The BasicsProject.org informational and educational pamphlet series is now available for Kindle and iPad. Click here to find out more...

The New Media Journal and BasicsProject.org are not funded by outside sources. We exist exclusively on donations from our readers and contributors.
Please make a sustaining donation today.







Opinions expressed by contributing writers are expressly their own and may or may not represent the opinions of NewMediaJournal.us, its editorial staff, board or organization.  Reprint inquiries should be directed to the author of the article. Contact the editor for a link request to NewMediaJournal.us.  NewMediaJournal.us is not affiliated with any mainstream media organizations.  NewMediaJournal.us is not supported by any political organization.  Responsibility for the accuracy of cited content is expressly that of the contributing author. All original content offered by NewMediaJournal.us is copyrighted. NewMediaJournal.us supports BasicsProject.org and its goal: the liberation of the American voter from partisan politics and special interests in government through the primary-source, fact-based education of the American people.

FAIR USE NOTICE: This site contains copyrighted material the use of which has not always been specifically authorized by the copyright owner. We are making such material available in our efforts to advance a more in-depth understanding of critical issues facing the world. We believe this constitutes a 'fair use' of any such copyrighted material as provided for in section 107 of the US Copyright Law. In accordance with Title 17 USC Section 107, the material on this site is distributed without profit to those who have expressed a prior interest in receiving the included information for research and educational purposes. For more information go to:http://www.law.cornell.edu/uscode/17/107.shtml. If you wish to use copyrighted material from this site for purposes of your own that go beyond 'fair use', you must obtain permission from the copyright owner.

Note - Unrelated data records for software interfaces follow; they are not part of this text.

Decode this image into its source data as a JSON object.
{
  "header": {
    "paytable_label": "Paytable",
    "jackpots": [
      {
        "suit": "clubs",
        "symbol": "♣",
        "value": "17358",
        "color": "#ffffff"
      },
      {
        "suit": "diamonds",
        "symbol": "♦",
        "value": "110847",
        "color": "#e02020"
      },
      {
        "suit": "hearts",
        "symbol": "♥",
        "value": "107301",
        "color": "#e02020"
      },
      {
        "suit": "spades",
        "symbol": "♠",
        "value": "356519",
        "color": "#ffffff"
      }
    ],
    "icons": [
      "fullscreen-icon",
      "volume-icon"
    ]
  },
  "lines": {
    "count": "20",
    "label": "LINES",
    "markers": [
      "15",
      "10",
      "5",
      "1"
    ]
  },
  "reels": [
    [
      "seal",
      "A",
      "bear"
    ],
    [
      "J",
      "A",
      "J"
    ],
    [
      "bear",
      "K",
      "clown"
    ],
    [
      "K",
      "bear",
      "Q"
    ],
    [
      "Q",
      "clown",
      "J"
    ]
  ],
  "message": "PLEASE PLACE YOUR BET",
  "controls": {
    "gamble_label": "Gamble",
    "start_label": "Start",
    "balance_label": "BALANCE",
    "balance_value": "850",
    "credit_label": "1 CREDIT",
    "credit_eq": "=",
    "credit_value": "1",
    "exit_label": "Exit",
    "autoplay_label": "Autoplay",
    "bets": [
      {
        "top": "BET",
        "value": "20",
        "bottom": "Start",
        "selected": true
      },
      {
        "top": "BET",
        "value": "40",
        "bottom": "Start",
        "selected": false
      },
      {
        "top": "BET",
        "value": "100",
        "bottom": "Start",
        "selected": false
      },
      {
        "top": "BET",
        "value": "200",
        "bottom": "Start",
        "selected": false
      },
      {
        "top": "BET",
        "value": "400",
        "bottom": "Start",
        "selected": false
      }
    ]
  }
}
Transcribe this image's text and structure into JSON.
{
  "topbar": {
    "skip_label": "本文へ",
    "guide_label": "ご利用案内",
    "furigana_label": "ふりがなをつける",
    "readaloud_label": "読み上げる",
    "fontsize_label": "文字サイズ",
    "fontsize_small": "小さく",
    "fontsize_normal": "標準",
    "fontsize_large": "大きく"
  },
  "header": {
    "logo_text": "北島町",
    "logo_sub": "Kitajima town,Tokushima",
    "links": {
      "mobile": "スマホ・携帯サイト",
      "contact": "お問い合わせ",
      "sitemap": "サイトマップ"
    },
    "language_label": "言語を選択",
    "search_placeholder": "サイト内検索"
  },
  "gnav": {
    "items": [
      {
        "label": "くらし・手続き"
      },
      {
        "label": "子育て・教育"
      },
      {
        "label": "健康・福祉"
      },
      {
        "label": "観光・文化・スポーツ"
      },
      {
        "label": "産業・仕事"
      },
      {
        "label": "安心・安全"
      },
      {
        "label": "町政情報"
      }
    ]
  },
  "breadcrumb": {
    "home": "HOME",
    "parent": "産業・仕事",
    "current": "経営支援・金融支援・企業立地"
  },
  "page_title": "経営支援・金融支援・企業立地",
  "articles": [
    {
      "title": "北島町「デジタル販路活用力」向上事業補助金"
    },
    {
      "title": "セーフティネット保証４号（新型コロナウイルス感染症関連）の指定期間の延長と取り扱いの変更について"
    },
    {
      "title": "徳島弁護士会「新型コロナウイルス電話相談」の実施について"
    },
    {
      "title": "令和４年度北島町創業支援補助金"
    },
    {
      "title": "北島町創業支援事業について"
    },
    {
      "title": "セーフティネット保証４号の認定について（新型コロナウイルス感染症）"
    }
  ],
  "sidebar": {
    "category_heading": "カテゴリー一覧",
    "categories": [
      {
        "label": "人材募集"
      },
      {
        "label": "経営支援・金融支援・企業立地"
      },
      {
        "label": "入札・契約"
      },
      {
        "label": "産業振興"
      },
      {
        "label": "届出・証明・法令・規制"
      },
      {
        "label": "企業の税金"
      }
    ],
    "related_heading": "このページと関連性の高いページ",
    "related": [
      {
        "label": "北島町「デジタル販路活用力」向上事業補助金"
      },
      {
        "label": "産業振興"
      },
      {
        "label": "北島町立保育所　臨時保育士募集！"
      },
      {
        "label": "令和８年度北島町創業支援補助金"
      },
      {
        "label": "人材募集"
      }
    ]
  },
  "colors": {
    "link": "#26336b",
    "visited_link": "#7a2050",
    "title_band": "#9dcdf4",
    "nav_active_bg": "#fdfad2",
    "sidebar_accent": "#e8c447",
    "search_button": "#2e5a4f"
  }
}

The Media Journal.us © 1998-2014    Content Copyright © Individual authors
Powered by ExpressionEngine 1.70 and M3Server